You’d better get your skates on with the end of tax year fast approaching
No one likes to pay more tax than they have to but one of the challenges of wealth is the high taxation it attracts. With real-terms tax increases the prospect for the foreseeable future the pressure is on to make the most of every available tax-planning opportunity.
Different ideas will suit different people but you’d better get your skates on. With the end of tax year fast approaching on the 5 April 2014, sorting out your finances now is vital. Please ensure that you take professional advice before acting. Here are some examples of the ways in which legitimate planning could save you money by reducing your tax bills:
Make full use of personal allowances and tax-rate bands
Whatever your top rate of tax, if you have some flexibility over the timing of income, consider arranging for investment income, earnings or profits to fall into a later tax year. So long as this doesn’t increase the rate of tax you pay, deferring income may mean you can delay when you have to pay the tax.
Maximise your pension provision
Pension tax relief is due to be restricted yet further from 6 April 2014, so do you need to maximise your contributions now to make the most of your annual and lifetime allowances? Currently the annual pension contribution allowance is £50,000 but will reduce to £40,000 from 6 April 2014. The lifetime allowance will also be reduced, from £1.5 million to £1.25 million but many people may now find their chance to build their pension ‘fund’ up to the lifetime maximum restricted.
Take advantage of tax-efficient investments
There are a number of tax-advantaged investments of varying complexity. Individual Savings Account (ISA) allowances provide a tax shelter for income and capital gains. The 2013/14 limit is £11,520 per person but, if not used, the allowance is lost.
Junior ISAs are also now available which enable parents and grandparents to save up to £3,720 a year tax-efficiently for their children or grandchildren who were ineligible for child trust funds.
Enterprise Investment Schemes (EIS) can have significant advantages such as 30% income tax relief, capital gains tax exemption, a capital gains shelter and potential relief from inheritance tax after 2 years.
Venture Capital Trusts (VCTs) also offer 30% income tax relief and exemption from both income tax on dividends and capital gains tax.
Make full use of Capital Gains Tax (CGT) reliefs and exemptions
Individuals have a CGT-free allowance of £10,900 in the current tax year. If you have not realised gains of this amount, you should look at whether assets can be sold before 6 April 2014 to take advantage of this tax-free amount. If you are married or in a registered civil partnership and want to realise a gain on shares to use up the exemption, but want to keep the benefit of those shares in your family, your spouse or registered civil partner can buy back a similar number of shares to those sold –although a direct sale or gift to your spouse or registered civil partner will not achieve the desired result. If your relationship is not formalised by marriage or registered civil partnership, a gift to your partner will achieve the same result without the need to incur dealing costs.
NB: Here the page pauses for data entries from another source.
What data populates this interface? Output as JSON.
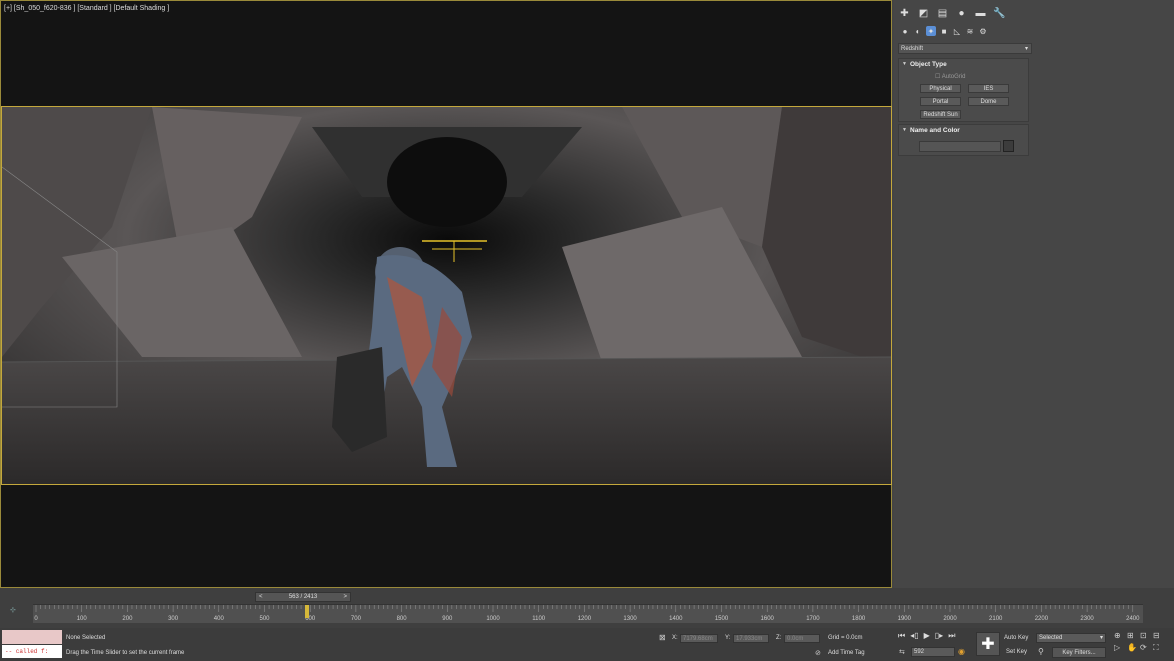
{
  "viewport": {
    "label": "[+] [Sh_050_f620-836 ] [Standard ] [Default Shading ]"
  },
  "command_panel": {
    "tabs": [
      "create-icon",
      "modify-icon",
      "hierarchy-icon",
      "motion-icon",
      "display-icon",
      "utilities-icon"
    ],
    "subtabs": [
      "geometry-icon",
      "shapes-icon",
      "lights-icon",
      "cameras-icon",
      "helpers-icon",
      "spacewarps-icon",
      "systems-icon"
    ],
    "renderer": "Redshift",
    "object_type": {
      "title": "Object Type",
      "autogrid": "AutoGrid",
      "buttons": [
        "Physical",
        "IES",
        "Portal",
        "Dome"
      ],
      "sun_button": "Redshift Sun"
    },
    "name_color": {
      "title": "Name and Color"
    }
  },
  "timeline": {
    "frame_display": "563 / 2413",
    "prev": "<",
    "next": ">",
    "ticks": [
      "0",
      "100",
      "200",
      "300",
      "400",
      "500",
      "600",
      "700",
      "800",
      "900",
      "1000",
      "1100",
      "1200",
      "1300",
      "1400",
      "1500",
      "1600",
      "1700",
      "1800",
      "1900",
      "2000",
      "2100",
      "2200",
      "2300",
      "2400"
    ]
  },
  "status": {
    "maxscript": "-- called f:",
    "selection": "None Selected",
    "prompt": "Drag the Time Slider to set the current frame",
    "x_label": "X:",
    "x_value": "7179.68cm",
    "y_label": "Y:",
    "y_value": "17.933cm",
    "z_label": "Z:",
    "z_value": "0.0cm",
    "grid": "Grid = 0.0cm",
    "add_time_tag": "Add Time Tag",
    "auto_key": "Auto Key",
    "set_key": "Set Key",
    "selected": "Selected",
    "key_filters": "Key Filters...",
    "current_frame": "592"
  },
  "colors": {
    "viewport_bg": "#141414",
    "safe_frame": "#c4a83c",
    "panel_bg": "#464646",
    "accent_blue": "#5b8fd6"
  }
}
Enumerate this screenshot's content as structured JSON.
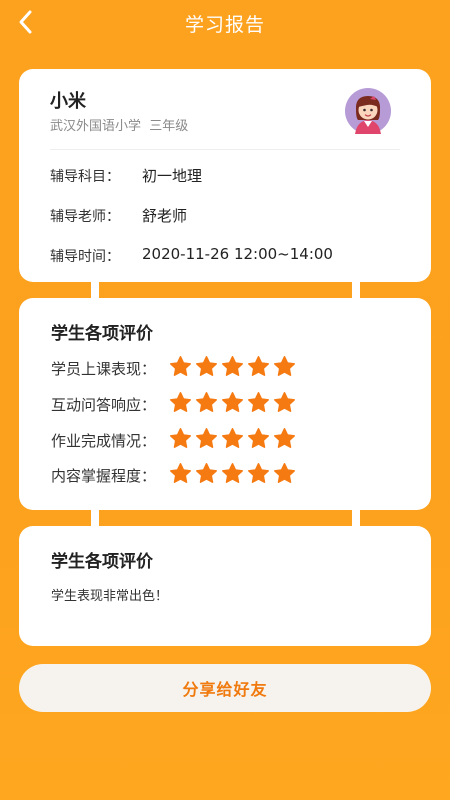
{
  "header": {
    "title": "学习报告"
  },
  "profile": {
    "name": "小米",
    "school": "武汉外国语小学",
    "grade": "三年级",
    "rows": [
      {
        "label": "辅导科目：",
        "value": "初一地理"
      },
      {
        "label": "辅导老师：",
        "value": "舒老师"
      },
      {
        "label": "辅导时间：",
        "value": "2020-11-26 12:00~14:00"
      }
    ]
  },
  "evaluation": {
    "title": "学生各项评价",
    "items": [
      {
        "label": "学员上课表现：",
        "stars": 5
      },
      {
        "label": "互动问答响应：",
        "stars": 5
      },
      {
        "label": "作业完成情况：",
        "stars": 5
      },
      {
        "label": "内容掌握程度：",
        "stars": 5
      }
    ]
  },
  "comment_card": {
    "title": "学生各项评价",
    "text": "学生表现非常出色！"
  },
  "share_button": {
    "label": "分享给好友"
  },
  "colors": {
    "accent": "#F07A0E",
    "star": "#F57A12",
    "background": "#FDA21F"
  }
}
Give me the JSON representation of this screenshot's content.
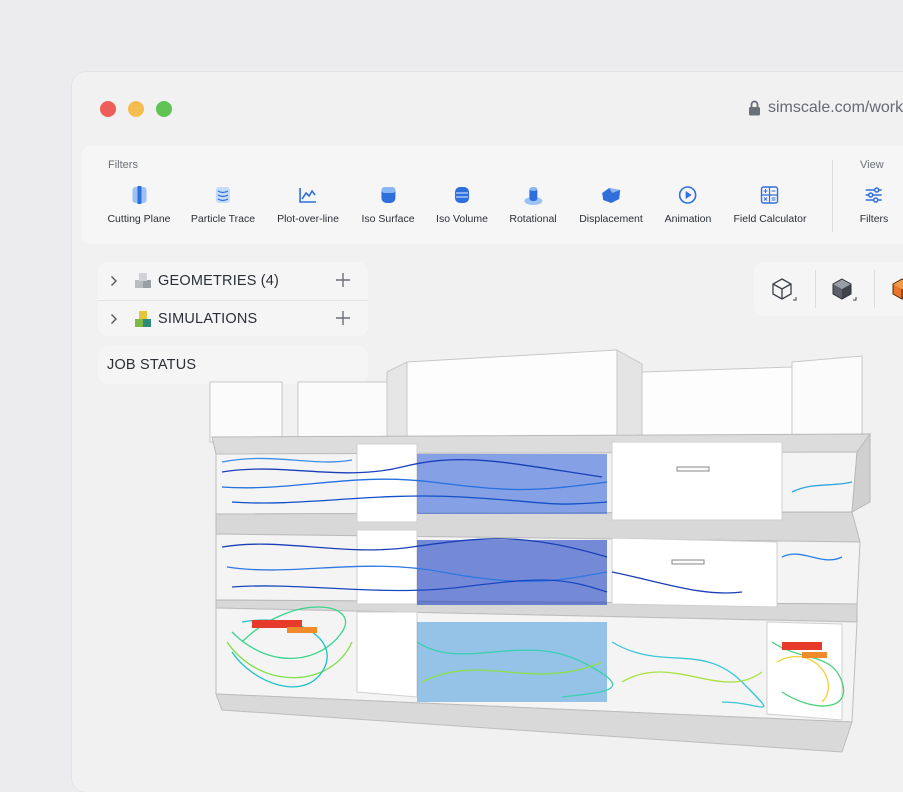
{
  "window": {
    "url": "simscale.com/work"
  },
  "ribbon": {
    "filters_group_label": "Filters",
    "view_group_label": "View",
    "tools": [
      {
        "label": "Cutting Plane",
        "icon": "cutting-plane-icon"
      },
      {
        "label": "Particle Trace",
        "icon": "particle-trace-icon"
      },
      {
        "label": "Plot-over-line",
        "icon": "plot-over-line-icon"
      },
      {
        "label": "Iso Surface",
        "icon": "iso-surface-icon"
      },
      {
        "label": "Iso Volume",
        "icon": "iso-volume-icon"
      },
      {
        "label": "Rotational",
        "icon": "rotational-icon"
      },
      {
        "label": "Displacement",
        "icon": "displacement-icon"
      },
      {
        "label": "Animation",
        "icon": "animation-icon"
      },
      {
        "label": "Field Calculator",
        "icon": "field-calculator-icon"
      }
    ],
    "view_tools": [
      {
        "label": "Filters",
        "icon": "filters-sliders-icon"
      }
    ]
  },
  "tree": {
    "geometries_label": "GEOMETRIES",
    "geometries_count": "(4)",
    "simulations_label": "SIMULATIONS",
    "job_status_label": "JOB STATUS"
  },
  "colors": {
    "accent": "#2f6fdc",
    "orange": "#e8762a",
    "close": "#ec5e57",
    "minimize": "#f4bd4f",
    "maximize": "#5fc454"
  }
}
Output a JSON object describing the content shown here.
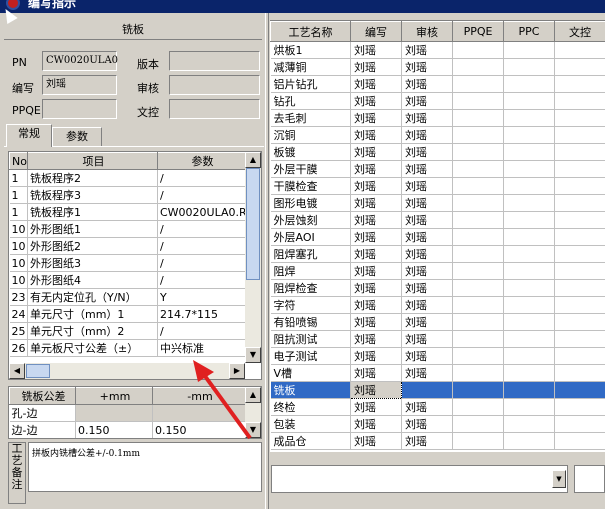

Reduce CGT charges from 28% to 18% or 10%
If you own assets on which you qualify for Entrepreneurs’ Relief (ER) you can claim to pay a reduced rate of 10%. This relief is subject to certain criteria being met for at least a year and there is a lifetime limit of £10 million, so it is extremely important to ensure your assets qualify for this relief where possible.
Use CGT losses to the full
If you already have taxable gains, review your other assets to see if you can crystallise losses to reduce the gains on which you pay tax. If you do this, take care only to realise enough losses to reduce your gains to below the level of the annual exemption. If you have made losses that you don’t need to set off against this year’s gains, you should still claim them.
Ensure wills are up to date
You should ensure that your will is up to date and reflects your wishes. The will should be written in a way that both minimises tax and gives your family flexibility and protection in the future, for instance, by using tax-efficient trusts. Trusts may enable your heirs to make more tax-efficient plans than if assets were put into their hands absolutely, as well as helping to protect assets.
Make full use of allowances and reliefs
Inheritance Tax (IHT) allowances and exemptions to be aware of include:
£3,000 annual allowance and any unused allowance from last year
£250 per individual donee
gifts in connection with marriage
lifetime gifts that are ‘normal expenditure out of income’
Take advantage of IHT-efficient investment structures
There are numerous types of structure that offer the ability to reduce your estate for IHT purposes whilst still retaining the benefit of income or underlying capital. The amounts can be adapted to your personal needs and wishes and, for some of these investments, a portion of the amount transferred reduces the value of your estate immediately.
The Financial Conduct Authority does not regulate taxation & trust advice or will writing.